After this period, an assessment will be carried out to determine the most outstanding team(s) that will be attending Motorola Solutions’ participation in the first dedicated Mission Critical Communications Industry Event in Africa in Cape Town, South Africa in November 2017.
For Queries please contact: email@example.comfirstname.lastname@example.org
Five hundred billion devices and objects will be connected to the Internet by 2030!
Things like wells, cars, watches, refrigerators, and more will be connected to the Internet for the first time so that they can transmit and receive information. Digitization is about connecting people and things to the Internet so that the information those connections provide can be used to improve processes and decision making.
With digitization and the Internet of Things (IoT), good ideas can make a difference more quickly than ever before by driving economic development and helping people solve some of our most
Who Should Enter?
This challenge is open to students or recent alumni from any college or university. For detailed eligibility requirements, please click here .
Areas of impact could include, but are not limited to:
- local industry/economic development
- critical human needs (food, water, shelter, and disaster relief)
- economic empowerment/financial inclusion
Digital Technologies that enable these innovations may include, but are not limited to:

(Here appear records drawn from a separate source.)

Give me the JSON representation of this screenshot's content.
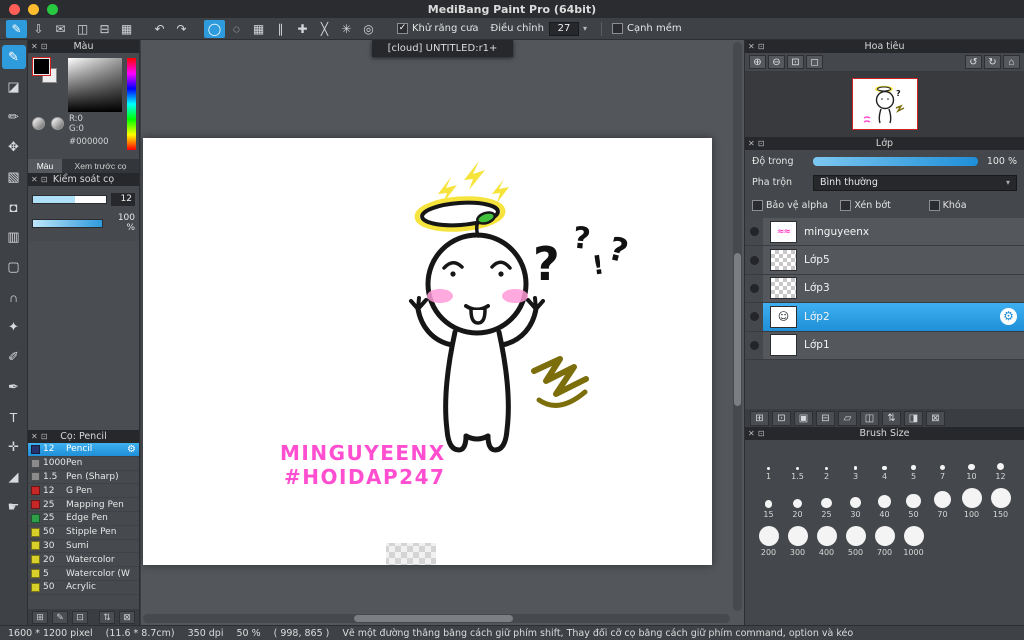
{
  "chrome": {
    "close": "✕",
    "collapse": "⊡",
    "check": "✓",
    "dropdown": "▾",
    "gear": "⚙"
  },
  "window": {
    "title": "MediBang Paint Pro (64bit)"
  },
  "toolbar": {
    "group1": [
      {
        "name": "brush-mode",
        "glyph": "✎",
        "selected": true
      },
      {
        "name": "save",
        "glyph": "⇩"
      },
      {
        "name": "comment",
        "glyph": "✉"
      },
      {
        "name": "panel-layout",
        "glyph": "◫"
      },
      {
        "name": "panel-rows",
        "glyph": "⊟"
      },
      {
        "name": "material",
        "glyph": "▦"
      }
    ],
    "group2": [
      {
        "name": "undo",
        "glyph": "↶"
      },
      {
        "name": "redo",
        "glyph": "↷"
      }
    ],
    "group3": [
      {
        "name": "snap-off",
        "glyph": "◯",
        "selected": true
      },
      {
        "name": "snap-ellipse",
        "glyph": "◌"
      },
      {
        "name": "snap-grid",
        "glyph": "▦"
      },
      {
        "name": "snap-parallel",
        "glyph": "∥"
      },
      {
        "name": "snap-cross",
        "glyph": "✚"
      },
      {
        "name": "snap-x",
        "glyph": "╳"
      },
      {
        "name": "snap-radial",
        "glyph": "✳"
      },
      {
        "name": "snap-concentric",
        "glyph": "◎"
      }
    ],
    "antialias": "Khử răng cưa",
    "adjust_label": "Điều chỉnh",
    "adjust_value": "27",
    "soft_edge": "Cạnh mềm"
  },
  "tools": {
    "items": [
      {
        "name": "brush",
        "glyph": "✎",
        "selected": true
      },
      {
        "name": "eraser",
        "glyph": "◪"
      },
      {
        "name": "dot",
        "glyph": "✏"
      },
      {
        "name": "move",
        "glyph": "✥"
      },
      {
        "name": "fill",
        "glyph": "▧"
      },
      {
        "name": "bucket",
        "glyph": "◘"
      },
      {
        "name": "gradient",
        "glyph": "▥"
      },
      {
        "name": "select",
        "glyph": "▢"
      },
      {
        "name": "lasso",
        "glyph": "∩"
      },
      {
        "name": "magic-wand",
        "glyph": "✦"
      },
      {
        "name": "select-pen",
        "glyph": "✐"
      },
      {
        "name": "select-eraser",
        "glyph": "✒"
      },
      {
        "name": "text",
        "glyph": "T"
      },
      {
        "name": "operation",
        "glyph": "✛"
      },
      {
        "name": "eyedropper",
        "glyph": "◢"
      },
      {
        "name": "hand",
        "glyph": "☛"
      }
    ]
  },
  "color_panel": {
    "title": "Màu",
    "r": "R:0",
    "g": "G:0",
    "hex": "#000000",
    "tab_color": "Màu",
    "tab_preview": "Xem trước cọ",
    "buttons": [
      {
        "name": "color-wheel",
        "glyph": "◐"
      },
      {
        "name": "palette",
        "glyph": "◑"
      }
    ]
  },
  "brush_control": {
    "title": "Kiểm soát cọ",
    "size_value": "12",
    "opacity_value": "100 %"
  },
  "brush_panel": {
    "title": "Cọ: Pencil",
    "brushes": [
      {
        "name": "Pencil",
        "size": "12",
        "chip": "#27346e",
        "selected": true
      },
      {
        "name": "Pen",
        "size": "1000",
        "chip": "#8b8b8b"
      },
      {
        "name": "Pen (Sharp)",
        "size": "1.5",
        "chip": "#8b8b8b"
      },
      {
        "name": "G Pen",
        "size": "12",
        "chip": "#c62828"
      },
      {
        "name": "Mapping Pen",
        "size": "25",
        "chip": "#c62828"
      },
      {
        "name": "Edge Pen",
        "size": "25",
        "chip": "#2e9e4b"
      },
      {
        "name": "Stipple Pen",
        "size": "50",
        "chip": "#d9cf2a"
      },
      {
        "name": "Sumi",
        "size": "30",
        "chip": "#d9cf2a"
      },
      {
        "name": "Watercolor",
        "size": "20",
        "chip": "#d9cf2a"
      },
      {
        "name": "Watercolor (W",
        "size": "5",
        "chip": "#d9cf2a"
      },
      {
        "name": "Acrylic",
        "size": "50",
        "chip": "#d9cf2a"
      }
    ],
    "toolbar": [
      {
        "name": "add-brush",
        "glyph": "⊞"
      },
      {
        "name": "edit-brush",
        "glyph": "✎"
      },
      {
        "name": "clone-brush",
        "glyph": "⊡"
      },
      {
        "name": "sort-brush",
        "glyph": "⇅"
      },
      {
        "name": "delete-brush",
        "glyph": "⊠"
      }
    ]
  },
  "canvas": {
    "tab": "[cloud] UNTITLED:r1+",
    "signature_line1": "MINGUYEENX",
    "signature_line2": "#HOIDAP247"
  },
  "navigator": {
    "title": "Hoa tiêu",
    "buttons": [
      {
        "name": "zoom-in",
        "glyph": "⊕"
      },
      {
        "name": "zoom-out",
        "glyph": "⊖"
      },
      {
        "name": "fit-screen",
        "glyph": "⊡"
      },
      {
        "name": "actual-size",
        "glyph": "◻"
      },
      {
        "name": "rotate-left",
        "glyph": "↺"
      },
      {
        "name": "rotate-right",
        "glyph": "↻"
      },
      {
        "name": "reset-view",
        "glyph": "⌂"
      }
    ]
  },
  "layers": {
    "title": "Lớp",
    "opacity_label": "Độ trong",
    "opacity_value": "100 %",
    "blend_label": "Pha trộn",
    "blend_value": "Bình thường",
    "checkboxes": [
      {
        "name": "protect-alpha",
        "label": "Bảo vệ alpha"
      },
      {
        "name": "clipping",
        "label": "Xén bớt"
      },
      {
        "name": "lock",
        "label": "Khóa"
      }
    ],
    "items": [
      {
        "name": "minguyeenx",
        "thumb": "pink"
      },
      {
        "name": "Lớp5",
        "thumb": "checker"
      },
      {
        "name": "Lớp3",
        "thumb": "checker"
      },
      {
        "name": "Lớp2",
        "thumb": "art",
        "selected": true
      },
      {
        "name": "Lớp1",
        "thumb": "white"
      }
    ],
    "toolbar": [
      {
        "name": "add-layer",
        "glyph": "⊞"
      },
      {
        "name": "duplicate-layer",
        "glyph": "⊡"
      },
      {
        "name": "layer-settings",
        "glyph": "▣"
      },
      {
        "name": "merge-down",
        "glyph": "⊟"
      },
      {
        "name": "add-folder",
        "glyph": "▱"
      },
      {
        "name": "clipping-toggle",
        "glyph": "◫"
      },
      {
        "name": "reorder-layer",
        "glyph": "⇅"
      },
      {
        "name": "import-image",
        "glyph": "◨"
      },
      {
        "name": "delete-layer",
        "glyph": "⊠"
      }
    ]
  },
  "brush_size": {
    "title": "Brush Size",
    "sizes": [
      "1",
      "1.5",
      "2",
      "3",
      "4",
      "5",
      "7",
      "10",
      "12",
      "15",
      "20",
      "25",
      "30",
      "40",
      "50",
      "70",
      "100",
      "150",
      "200",
      "300",
      "400",
      "500",
      "700",
      "1000"
    ]
  },
  "status": {
    "dimensions": "1600 * 1200 pixel",
    "physical": "(11.6 * 8.7cm)",
    "dpi": "350 dpi",
    "zoom": "50 %",
    "coords": "( 998, 865 )",
    "hint": "Vẽ một đường thẳng bằng cách giữ phím shift, Thay đổi cỡ cọ bằng cách giữ phím command, option và kéo"
  }
}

- connected/smart solutions (smart home, smart city, smart energy)
- connected transportation
- big data
- cloud computing
We are awarding $300,000 to support Global Problem Solvers. Click here to read more about the prizes.
- March 30 2017: Applications Open
- May 30 2017: Applications Close
- June 12, 2017: Finalists announced
- June 12,-28th 2017: Peoples Choice Voting
- June 29: Winners Announced
Why you should participate?
- Huge cash infusion to develop your company or solution
- Global recognition and publicity for your company or solution
- Looks great on a resume or in a prospectus to potential funders
- Review by Cisco technology experts and high profile judges
- Peer and industry validation for your solution
Digitize. Do More Good.
To learn more and take part in this challenge,please click here.
Come spend the afternoon of Friday, 2nd December,2016 learning how to use the latest in IoT technology from Pycom. In this workshop, we will give an overview of the Pycom boards, talk about the magic in the socket layers and give examples of how to use the LoPy, programming it with MicroPython.
In addition, we’ll look at how to connect sensors to the LoPy, program it to act as a nano-gateway and work on examples of extended WiFi range. All of this to effectively help drive data from the field to your middleware platform and ultimately front end applications where visualisation and decision making can take place.
The Internet of Things (IoT) is a cluster of technologies spanning hardware devices, networking, data collection and data applications. It allows any ‘thing’ to be connected to the internet. This means that we give things a name, a job to do, and a voice. A name is some kind of unique identifier; a job will typically involve some kind of sensing of — or acting upon — the environment; a voice is a means of communicating. As an example, we could add a heat sensor to a chair so that it can report whether someone is sitting on it. If all the chairs in a given room were able to communicate this information, we could get a real-time picture of how full the room was.
To be part of the event, Register here.